■ Data about app and page elements:
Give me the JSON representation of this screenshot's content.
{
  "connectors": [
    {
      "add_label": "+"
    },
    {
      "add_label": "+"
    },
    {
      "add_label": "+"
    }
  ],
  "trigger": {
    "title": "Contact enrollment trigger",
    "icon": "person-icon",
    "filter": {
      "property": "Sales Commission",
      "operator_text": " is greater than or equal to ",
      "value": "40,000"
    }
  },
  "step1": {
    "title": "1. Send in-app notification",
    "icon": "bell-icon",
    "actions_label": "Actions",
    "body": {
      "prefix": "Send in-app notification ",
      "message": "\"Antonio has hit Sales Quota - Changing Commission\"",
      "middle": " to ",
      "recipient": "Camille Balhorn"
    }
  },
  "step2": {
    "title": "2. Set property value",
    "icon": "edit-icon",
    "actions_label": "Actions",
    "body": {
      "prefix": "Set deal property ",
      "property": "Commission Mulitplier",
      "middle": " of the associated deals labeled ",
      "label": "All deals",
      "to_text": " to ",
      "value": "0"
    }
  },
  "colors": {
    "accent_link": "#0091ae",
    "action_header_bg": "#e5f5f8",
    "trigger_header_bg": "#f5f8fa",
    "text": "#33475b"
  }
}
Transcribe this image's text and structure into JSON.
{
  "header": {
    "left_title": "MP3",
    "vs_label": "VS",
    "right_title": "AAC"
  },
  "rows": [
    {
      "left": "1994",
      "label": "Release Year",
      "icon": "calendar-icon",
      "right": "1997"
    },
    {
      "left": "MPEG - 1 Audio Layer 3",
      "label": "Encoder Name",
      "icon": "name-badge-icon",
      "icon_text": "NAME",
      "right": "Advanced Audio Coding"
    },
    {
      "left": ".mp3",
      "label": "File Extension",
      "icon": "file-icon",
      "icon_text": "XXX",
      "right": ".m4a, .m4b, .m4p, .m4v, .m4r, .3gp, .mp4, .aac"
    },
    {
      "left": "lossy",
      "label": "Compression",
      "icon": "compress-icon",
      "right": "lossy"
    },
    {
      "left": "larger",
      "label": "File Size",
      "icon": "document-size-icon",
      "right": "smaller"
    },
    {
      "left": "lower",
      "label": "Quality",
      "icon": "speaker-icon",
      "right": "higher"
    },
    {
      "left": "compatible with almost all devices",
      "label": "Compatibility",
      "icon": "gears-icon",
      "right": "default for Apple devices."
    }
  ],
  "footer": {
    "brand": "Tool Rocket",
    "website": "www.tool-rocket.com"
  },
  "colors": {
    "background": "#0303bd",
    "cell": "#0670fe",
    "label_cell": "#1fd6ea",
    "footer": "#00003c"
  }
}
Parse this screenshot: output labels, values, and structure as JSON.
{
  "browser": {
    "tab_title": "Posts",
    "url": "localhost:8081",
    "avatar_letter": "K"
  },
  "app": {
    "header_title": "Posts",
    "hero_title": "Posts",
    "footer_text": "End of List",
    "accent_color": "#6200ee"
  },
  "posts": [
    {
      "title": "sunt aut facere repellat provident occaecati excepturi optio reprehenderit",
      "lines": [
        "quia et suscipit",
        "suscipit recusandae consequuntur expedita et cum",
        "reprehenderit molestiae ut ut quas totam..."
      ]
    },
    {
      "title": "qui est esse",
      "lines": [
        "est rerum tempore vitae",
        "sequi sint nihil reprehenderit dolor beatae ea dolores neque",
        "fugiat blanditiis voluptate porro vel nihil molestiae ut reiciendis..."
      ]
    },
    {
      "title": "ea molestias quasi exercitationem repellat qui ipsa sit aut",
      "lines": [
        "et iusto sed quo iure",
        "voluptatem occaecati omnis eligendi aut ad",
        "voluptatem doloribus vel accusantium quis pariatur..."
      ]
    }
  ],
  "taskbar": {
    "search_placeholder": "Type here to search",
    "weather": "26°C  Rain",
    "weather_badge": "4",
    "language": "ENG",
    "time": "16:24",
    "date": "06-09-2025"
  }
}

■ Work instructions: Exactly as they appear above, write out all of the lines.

■ Reply:
Give me the JSON representation of this screenshot's content.
{
  "connectors": [
    {
      "add_label": "+"
    },
    {
      "add_label": "+"
    },
    {
      "add_label": "+"
    }
  ],
  "trigger": {
    "title": "Contact enrollment trigger",
    "icon": "person-icon",
    "filter": {
      "property": "Sales Commission",
      "operator_text": " is greater than or equal to ",
      "value": "40,000"
    }
  },
  "step1": {
    "title": "1. Send in-app notification",
    "icon": "bell-icon",
    "actions_label": "Actions",
    "body": {
      "prefix": "Send in-app notification ",
      "message": "\"Antonio has hit Sales Quota - Changing Commission\"",
      "middle": " to ",
      "recipient": "Camille Balhorn"
    }
  },
  "step2": {
    "title": "2. Set property value",
    "icon": "edit-icon",
    "actions_label": "Actions",
    "body": {
      "prefix": "Set deal property ",
      "property": "Commission Mulitplier",
      "middle": " of the associated deals labeled ",
      "label": "All deals",
      "to_text": " to ",
      "value": "0"
    }
  },
  "colors": {
    "accent_link": "#0091ae",
    "action_header_bg": "#e5f5f8",
    "trigger_header_bg": "#f5f8fa",
    "text": "#33475b"
  }
}
Transcribe this image's text and structure into JSON.
{
  "header": {
    "left_title": "MP3",
    "vs_label": "VS",
    "right_title": "AAC"
  },
  "rows": [
    {
      "left": "1994",
      "label": "Release Year",
      "icon": "calendar-icon",
      "right": "1997"
    },
    {
      "left": "MPEG - 1 Audio Layer 3",
      "label": "Encoder Name",
      "icon": "name-badge-icon",
      "icon_text": "NAME",
      "right": "Advanced Audio Coding"
    },
    {
      "left": ".mp3",
      "label": "File Extension",
      "icon": "file-icon",
      "icon_text": "XXX",
      "right": ".m4a, .m4b, .m4p, .m4v, .m4r, .3gp, .mp4, .aac"
    },
    {
      "left": "lossy",
      "label": "Compression",
      "icon": "compress-icon",
      "right": "lossy"
    },
    {
      "left": "larger",
      "label": "File Size",
      "icon": "document-size-icon",
      "right": "smaller"
    },
    {
      "left": "lower",
      "label": "Quality",
      "icon": "speaker-icon",
      "right": "higher"
    },
    {
      "left": "compatible with almost all devices",
      "label": "Compatibility",
      "icon": "gears-icon",
      "right": "default for Apple devices."
    }
  ],
  "footer": {
    "brand": "Tool Rocket",
    "website": "www.tool-rocket.com"
  },
  "colors": {
    "background": "#0303bd",
    "cell": "#0670fe",
    "label_cell": "#1fd6ea",
    "footer": "#00003c"
  }
}
Parse this screenshot: output labels, values, and structure as JSON.
{
  "browser": {
    "tab_title": "Posts",
    "url": "localhost:8081",
    "avatar_letter": "K"
  },
  "app": {
    "header_title": "Posts",
    "hero_title": "Posts",
    "footer_text": "End of List",
    "accent_color": "#6200ee"
  },
  "posts": [
    {
      "title": "sunt aut facere repellat provident occaecati excepturi optio reprehenderit",
      "lines": [
        "quia et suscipit",
        "suscipit recusandae consequuntur expedita et cum",
        "reprehenderit molestiae ut ut quas totam..."
      ]
    },
    {
      "title": "qui est esse",
      "lines": [
        "est rerum tempore vitae",
        "sequi sint nihil reprehenderit dolor beatae ea dolores neque",
        "fugiat blanditiis voluptate porro vel nihil molestiae ut reiciendis..."
      ]
    },
    {
      "title": "ea molestias quasi exercitationem repellat qui ipsa sit aut",
      "lines": [
        "et iusto sed quo iure",
        "voluptatem occaecati omnis eligendi aut ad",
        "voluptatem doloribus vel accusantium quis pariatur..."
      ]
    }
  ],
  "taskbar": {
    "search_placeholder": "Type here to search",
    "weather": "26°C  Rain",
    "weather_badge": "4",
    "language": "ENG",
    "time": "16:24",
    "date": "06-09-2025"
  }
}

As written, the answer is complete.